*** INPUT MATERIAL ***

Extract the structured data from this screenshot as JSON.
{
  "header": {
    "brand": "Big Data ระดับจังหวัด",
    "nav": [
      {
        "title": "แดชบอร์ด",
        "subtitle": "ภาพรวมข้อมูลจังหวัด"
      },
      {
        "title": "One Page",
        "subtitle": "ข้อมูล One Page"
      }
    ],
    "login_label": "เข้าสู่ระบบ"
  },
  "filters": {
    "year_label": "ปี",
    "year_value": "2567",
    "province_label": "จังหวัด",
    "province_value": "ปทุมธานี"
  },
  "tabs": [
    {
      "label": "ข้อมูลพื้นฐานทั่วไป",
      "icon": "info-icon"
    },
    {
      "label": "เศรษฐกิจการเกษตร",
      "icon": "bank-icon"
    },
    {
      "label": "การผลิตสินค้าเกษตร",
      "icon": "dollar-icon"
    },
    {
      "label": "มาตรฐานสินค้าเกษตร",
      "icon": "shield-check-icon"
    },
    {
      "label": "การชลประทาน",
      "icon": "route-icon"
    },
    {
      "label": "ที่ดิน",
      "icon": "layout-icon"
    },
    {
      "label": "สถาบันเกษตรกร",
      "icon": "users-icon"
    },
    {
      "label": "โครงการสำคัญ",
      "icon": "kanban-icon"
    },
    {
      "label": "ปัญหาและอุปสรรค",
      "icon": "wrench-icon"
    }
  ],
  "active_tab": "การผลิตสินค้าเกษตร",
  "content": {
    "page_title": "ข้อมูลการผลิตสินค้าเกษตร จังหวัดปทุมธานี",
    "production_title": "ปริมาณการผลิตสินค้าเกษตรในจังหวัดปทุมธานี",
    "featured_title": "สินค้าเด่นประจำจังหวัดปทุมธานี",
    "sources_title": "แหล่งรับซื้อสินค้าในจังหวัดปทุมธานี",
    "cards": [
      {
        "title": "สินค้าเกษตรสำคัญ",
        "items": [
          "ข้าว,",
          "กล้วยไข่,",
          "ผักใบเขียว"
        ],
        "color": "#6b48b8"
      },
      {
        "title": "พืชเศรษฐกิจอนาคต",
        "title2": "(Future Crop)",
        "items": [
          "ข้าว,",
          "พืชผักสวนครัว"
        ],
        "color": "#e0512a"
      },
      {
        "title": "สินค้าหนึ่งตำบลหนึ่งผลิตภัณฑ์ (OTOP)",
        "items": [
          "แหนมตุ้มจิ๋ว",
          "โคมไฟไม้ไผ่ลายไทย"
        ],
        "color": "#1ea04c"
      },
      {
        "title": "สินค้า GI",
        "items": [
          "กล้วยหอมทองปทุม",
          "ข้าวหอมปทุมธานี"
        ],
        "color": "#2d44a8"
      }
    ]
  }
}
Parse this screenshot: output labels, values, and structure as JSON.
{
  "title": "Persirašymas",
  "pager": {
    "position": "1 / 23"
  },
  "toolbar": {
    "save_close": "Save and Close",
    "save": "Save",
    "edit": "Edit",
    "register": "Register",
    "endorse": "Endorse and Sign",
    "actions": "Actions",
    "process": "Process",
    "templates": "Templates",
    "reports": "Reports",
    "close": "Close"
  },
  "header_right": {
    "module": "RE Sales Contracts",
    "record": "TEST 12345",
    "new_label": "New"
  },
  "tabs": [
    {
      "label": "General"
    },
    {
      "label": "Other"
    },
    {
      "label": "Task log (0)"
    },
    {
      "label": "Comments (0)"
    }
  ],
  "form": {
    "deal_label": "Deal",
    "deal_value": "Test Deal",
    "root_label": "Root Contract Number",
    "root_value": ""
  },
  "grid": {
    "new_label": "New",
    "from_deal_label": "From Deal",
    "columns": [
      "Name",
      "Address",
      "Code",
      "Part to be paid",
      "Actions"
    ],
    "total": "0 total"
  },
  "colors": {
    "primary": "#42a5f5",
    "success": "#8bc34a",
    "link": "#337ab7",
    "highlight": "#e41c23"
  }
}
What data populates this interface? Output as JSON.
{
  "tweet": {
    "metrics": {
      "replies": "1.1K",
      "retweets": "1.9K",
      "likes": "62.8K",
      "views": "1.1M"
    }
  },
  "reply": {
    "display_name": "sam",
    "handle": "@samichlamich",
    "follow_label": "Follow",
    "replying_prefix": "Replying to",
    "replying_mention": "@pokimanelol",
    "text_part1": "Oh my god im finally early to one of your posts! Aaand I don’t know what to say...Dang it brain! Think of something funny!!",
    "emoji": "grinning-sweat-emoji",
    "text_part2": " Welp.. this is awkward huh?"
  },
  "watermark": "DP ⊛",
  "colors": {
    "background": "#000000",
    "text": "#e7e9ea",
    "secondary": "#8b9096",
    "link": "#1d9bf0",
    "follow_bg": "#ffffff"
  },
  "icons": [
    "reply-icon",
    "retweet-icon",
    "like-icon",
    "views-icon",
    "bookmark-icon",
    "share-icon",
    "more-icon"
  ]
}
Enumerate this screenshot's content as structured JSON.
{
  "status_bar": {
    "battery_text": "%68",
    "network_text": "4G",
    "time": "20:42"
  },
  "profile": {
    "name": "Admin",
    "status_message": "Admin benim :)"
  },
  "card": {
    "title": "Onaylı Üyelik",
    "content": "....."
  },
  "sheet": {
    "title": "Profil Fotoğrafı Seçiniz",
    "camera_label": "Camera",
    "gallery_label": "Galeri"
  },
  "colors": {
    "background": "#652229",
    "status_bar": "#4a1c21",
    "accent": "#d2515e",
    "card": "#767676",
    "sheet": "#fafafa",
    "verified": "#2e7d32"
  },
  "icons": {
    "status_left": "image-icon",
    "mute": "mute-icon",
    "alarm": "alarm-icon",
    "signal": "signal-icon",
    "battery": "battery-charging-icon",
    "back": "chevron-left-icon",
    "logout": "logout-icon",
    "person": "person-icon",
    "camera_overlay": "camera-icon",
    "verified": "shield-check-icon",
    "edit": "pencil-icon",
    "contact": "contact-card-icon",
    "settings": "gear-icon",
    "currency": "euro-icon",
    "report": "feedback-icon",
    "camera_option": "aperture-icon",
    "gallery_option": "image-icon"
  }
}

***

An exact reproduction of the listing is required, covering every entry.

Extract the structured data from this screenshot as JSON.
{
  "header": {
    "brand": "Big Data ระดับจังหวัด",
    "nav": [
      {
        "title": "แดชบอร์ด",
        "subtitle": "ภาพรวมข้อมูลจังหวัด"
      },
      {
        "title": "One Page",
        "subtitle": "ข้อมูล One Page"
      }
    ],
    "login_label": "เข้าสู่ระบบ"
  },
  "filters": {
    "year_label": "ปี",
    "year_value": "2567",
    "province_label": "จังหวัด",
    "province_value": "ปทุมธานี"
  },
  "tabs": [
    {
      "label": "ข้อมูลพื้นฐานทั่วไป",
      "icon": "info-icon"
    },
    {
      "label": "เศรษฐกิจการเกษตร",
      "icon": "bank-icon"
    },
    {
      "label": "การผลิตสินค้าเกษตร",
      "icon": "dollar-icon"
    },
    {
      "label": "มาตรฐานสินค้าเกษตร",
      "icon": "shield-check-icon"
    },
    {
      "label": "การชลประทาน",
      "icon": "route-icon"
    },
    {
      "label": "ที่ดิน",
      "icon": "layout-icon"
    },
    {
      "label": "สถาบันเกษตรกร",
      "icon": "users-icon"
    },
    {
      "label": "โครงการสำคัญ",
      "icon": "kanban-icon"
    },
    {
      "label": "ปัญหาและอุปสรรค",
      "icon": "wrench-icon"
    }
  ],
  "active_tab": "การผลิตสินค้าเกษตร",
  "content": {
    "page_title": "ข้อมูลการผลิตสินค้าเกษตร จังหวัดปทุมธานี",
    "production_title": "ปริมาณการผลิตสินค้าเกษตรในจังหวัดปทุมธานี",
    "featured_title": "สินค้าเด่นประจำจังหวัดปทุมธานี",
    "sources_title": "แหล่งรับซื้อสินค้าในจังหวัดปทุมธานี",
    "cards": [
      {
        "title": "สินค้าเกษตรสำคัญ",
        "items": [
          "ข้าว,",
          "กล้วยไข่,",
          "ผักใบเขียว"
        ],
        "color": "#6b48b8"
      },
      {
        "title": "พืชเศรษฐกิจอนาคต",
        "title2": "(Future Crop)",
        "items": [
          "ข้าว,",
          "พืชผักสวนครัว"
        ],
        "color": "#e0512a"
      },
      {
        "title": "สินค้าหนึ่งตำบลหนึ่งผลิตภัณฑ์ (OTOP)",
        "items": [
          "แหนมตุ้มจิ๋ว",
          "โคมไฟไม้ไผ่ลายไทย"
        ],
        "color": "#1ea04c"
      },
      {
        "title": "สินค้า GI",
        "items": [
          "กล้วยหอมทองปทุม",
          "ข้าวหอมปทุมธานี"
        ],
        "color": "#2d44a8"
      }
    ]
  }
}
Parse this screenshot: output labels, values, and structure as JSON.
{
  "title": "Persirašymas",
  "pager": {
    "position": "1 / 23"
  },
  "toolbar": {
    "save_close": "Save and Close",
    "save": "Save",
    "edit": "Edit",
    "register": "Register",
    "endorse": "Endorse and Sign",
    "actions": "Actions",
    "process": "Process",
    "templates": "Templates",
    "reports": "Reports",
    "close": "Close"
  },
  "header_right": {
    "module": "RE Sales Contracts",
    "record": "TEST 12345",
    "new_label": "New"
  },
  "tabs": [
    {
      "label": "General"
    },
    {
      "label": "Other"
    },
    {
      "label": "Task log (0)"
    },
    {
      "label": "Comments (0)"
    }
  ],
  "form": {
    "deal_label": "Deal",
    "deal_value": "Test Deal",
    "root_label": "Root Contract Number",
    "root_value": ""
  },
  "grid": {
    "new_label": "New",
    "from_deal_label": "From Deal",
    "columns": [
      "Name",
      "Address",
      "Code",
      "Part to be paid",
      "Actions"
    ],
    "total": "0 total"
  },
  "colors": {
    "primary": "#42a5f5",
    "success": "#8bc34a",
    "link": "#337ab7",
    "highlight": "#e41c23"
  }
}
What data populates this interface? Output as JSON.
{
  "tweet": {
    "metrics": {
      "replies": "1.1K",
      "retweets": "1.9K",
      "likes": "62.8K",
      "views": "1.1M"
    }
  },
  "reply": {
    "display_name": "sam",
    "handle": "@samichlamich",
    "follow_label": "Follow",
    "replying_prefix": "Replying to",
    "replying_mention": "@pokimanelol",
    "text_part1": "Oh my god im finally early to one of your posts! Aaand I don’t know what to say...Dang it brain! Think of something funny!!",
    "emoji": "grinning-sweat-emoji",
    "text_part2": " Welp.. this is awkward huh?"
  },
  "watermark": "DP ⊛",
  "colors": {
    "background": "#000000",
    "text": "#e7e9ea",
    "secondary": "#8b9096",
    "link": "#1d9bf0",
    "follow_bg": "#ffffff"
  },
  "icons": [
    "reply-icon",
    "retweet-icon",
    "like-icon",
    "views-icon",
    "bookmark-icon",
    "share-icon",
    "more-icon"
  ]
}
Enumerate this screenshot's content as structured JSON.
{
  "status_bar": {
    "battery_text": "%68",
    "network_text": "4G",
    "time": "20:42"
  },
  "profile": {
    "name": "Admin",
    "status_message": "Admin benim :)"
  },
  "card": {
    "title": "Onaylı Üyelik",
    "content": "....."
  },
  "sheet": {
    "title": "Profil Fotoğrafı Seçiniz",
    "camera_label": "Camera",
    "gallery_label": "Galeri"
  },
  "colors": {
    "background": "#652229",
    "status_bar": "#4a1c21",
    "accent": "#d2515e",
    "card": "#767676",
    "sheet": "#fafafa",
    "verified": "#2e7d32"
  },
  "icons": {
    "status_left": "image-icon",
    "mute": "mute-icon",
    "alarm": "alarm-icon",
    "signal": "signal-icon",
    "battery": "battery-charging-icon",
    "back": "chevron-left-icon",
    "logout": "logout-icon",
    "person": "person-icon",
    "camera_overlay": "camera-icon",
    "verified": "shield-check-icon",
    "edit": "pencil-icon",
    "contact": "contact-card-icon",
    "settings": "gear-icon",
    "currency": "euro-icon",
    "report": "feedback-icon",
    "camera_option": "aperture-icon",
    "gallery_option": "image-icon"
  }
}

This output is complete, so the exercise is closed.